┏━━
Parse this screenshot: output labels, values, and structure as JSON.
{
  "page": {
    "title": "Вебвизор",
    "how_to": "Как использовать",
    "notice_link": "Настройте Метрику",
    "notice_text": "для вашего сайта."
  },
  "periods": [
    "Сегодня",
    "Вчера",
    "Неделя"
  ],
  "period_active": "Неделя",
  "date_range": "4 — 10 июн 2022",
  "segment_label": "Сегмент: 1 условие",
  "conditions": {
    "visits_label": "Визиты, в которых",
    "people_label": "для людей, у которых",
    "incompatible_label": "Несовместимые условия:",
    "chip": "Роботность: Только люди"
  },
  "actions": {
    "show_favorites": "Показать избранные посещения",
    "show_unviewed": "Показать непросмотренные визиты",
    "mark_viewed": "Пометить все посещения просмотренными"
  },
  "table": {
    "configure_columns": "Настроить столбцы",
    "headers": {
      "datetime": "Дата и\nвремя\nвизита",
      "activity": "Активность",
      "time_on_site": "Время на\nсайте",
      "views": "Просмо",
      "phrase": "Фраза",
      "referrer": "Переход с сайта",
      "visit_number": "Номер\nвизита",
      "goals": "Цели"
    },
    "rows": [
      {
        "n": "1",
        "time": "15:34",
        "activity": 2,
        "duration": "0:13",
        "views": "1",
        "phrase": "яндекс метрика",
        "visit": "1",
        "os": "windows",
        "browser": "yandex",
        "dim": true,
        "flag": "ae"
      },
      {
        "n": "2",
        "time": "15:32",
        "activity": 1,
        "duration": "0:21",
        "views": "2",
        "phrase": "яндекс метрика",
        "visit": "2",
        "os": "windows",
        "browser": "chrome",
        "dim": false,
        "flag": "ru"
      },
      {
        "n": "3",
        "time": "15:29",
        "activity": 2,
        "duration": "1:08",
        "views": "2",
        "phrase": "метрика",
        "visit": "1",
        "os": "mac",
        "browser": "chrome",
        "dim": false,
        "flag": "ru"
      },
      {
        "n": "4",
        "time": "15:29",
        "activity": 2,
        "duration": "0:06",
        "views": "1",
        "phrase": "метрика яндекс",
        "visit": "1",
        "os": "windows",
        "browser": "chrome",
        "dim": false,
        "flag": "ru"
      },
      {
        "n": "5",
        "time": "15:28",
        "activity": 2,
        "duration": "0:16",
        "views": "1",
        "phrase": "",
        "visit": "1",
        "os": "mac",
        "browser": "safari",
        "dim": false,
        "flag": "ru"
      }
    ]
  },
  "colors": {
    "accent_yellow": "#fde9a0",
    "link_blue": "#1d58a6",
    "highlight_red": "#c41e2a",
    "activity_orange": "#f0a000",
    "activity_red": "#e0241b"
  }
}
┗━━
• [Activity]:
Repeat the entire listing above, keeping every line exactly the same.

• [Result]:
Parse this screenshot: output labels, values, and structure as JSON.
{
  "page": {
    "title": "Вебвизор",
    "how_to": "Как использовать",
    "notice_link": "Настройте Метрику",
    "notice_text": "для вашего сайта."
  },
  "periods": [
    "Сегодня",
    "Вчера",
    "Неделя"
  ],
  "period_active": "Неделя",
  "date_range": "4 — 10 июн 2022",
  "segment_label": "Сегмент: 1 условие",
  "conditions": {
    "visits_label": "Визиты, в которых",
    "people_label": "для людей, у которых",
    "incompatible_label": "Несовместимые условия:",
    "chip": "Роботность: Только люди"
  },
  "actions": {
    "show_favorites": "Показать избранные посещения",
    "show_unviewed": "Показать непросмотренные визиты",
    "mark_viewed": "Пометить все посещения просмотренными"
  },
  "table": {
    "configure_columns": "Настроить столбцы",
    "headers": {
      "datetime": "Дата и\nвремя\nвизита",
      "activity": "Активность",
      "time_on_site": "Время на\nсайте",
      "views": "Просмо",
      "phrase": "Фраза",
      "referrer": "Переход с сайта",
      "visit_number": "Номер\nвизита",
      "goals": "Цели"
    },
    "rows": [
      {
        "n": "1",
        "time": "15:34",
        "activity": 2,
        "duration": "0:13",
        "views": "1",
        "phrase": "яндекс метрика",
        "visit": "1",
        "os": "windows",
        "browser": "yandex",
        "dim": true,
        "flag": "ae"
      },
      {
        "n": "2",
        "time": "15:32",
        "activity": 1,
        "duration": "0:21",
        "views": "2",
        "phrase": "яндекс метрика",
        "visit": "2",
        "os": "windows",
        "browser": "chrome",
        "dim": false,
        "flag": "ru"
      },
      {
        "n": "3",
        "time": "15:29",
        "activity": 2,
        "duration": "1:08",
        "views": "2",
        "phrase": "метрика",
        "visit": "1",
        "os": "mac",
        "browser": "chrome",
        "dim": false,
        "flag": "ru"
      },
      {
        "n": "4",
        "time": "15:29",
        "activity": 2,
        "duration": "0:06",
        "views": "1",
        "phrase": "метрика яндекс",
        "visit": "1",
        "os": "windows",
        "browser": "chrome",
        "dim": false,
        "flag": "ru"
      },
      {
        "n": "5",
        "time": "15:28",
        "activity": 2,
        "duration": "0:16",
        "views": "1",
        "phrase": "",
        "visit": "1",
        "os": "mac",
        "browser": "safari",
        "dim": false,
        "flag": "ru"
      }
    ]
  },
  "colors": {
    "accent_yellow": "#fde9a0",
    "link_blue": "#1d58a6",
    "highlight_red": "#c41e2a",
    "activity_orange": "#f0a000",
    "activity_red": "#e0241b"
  }
}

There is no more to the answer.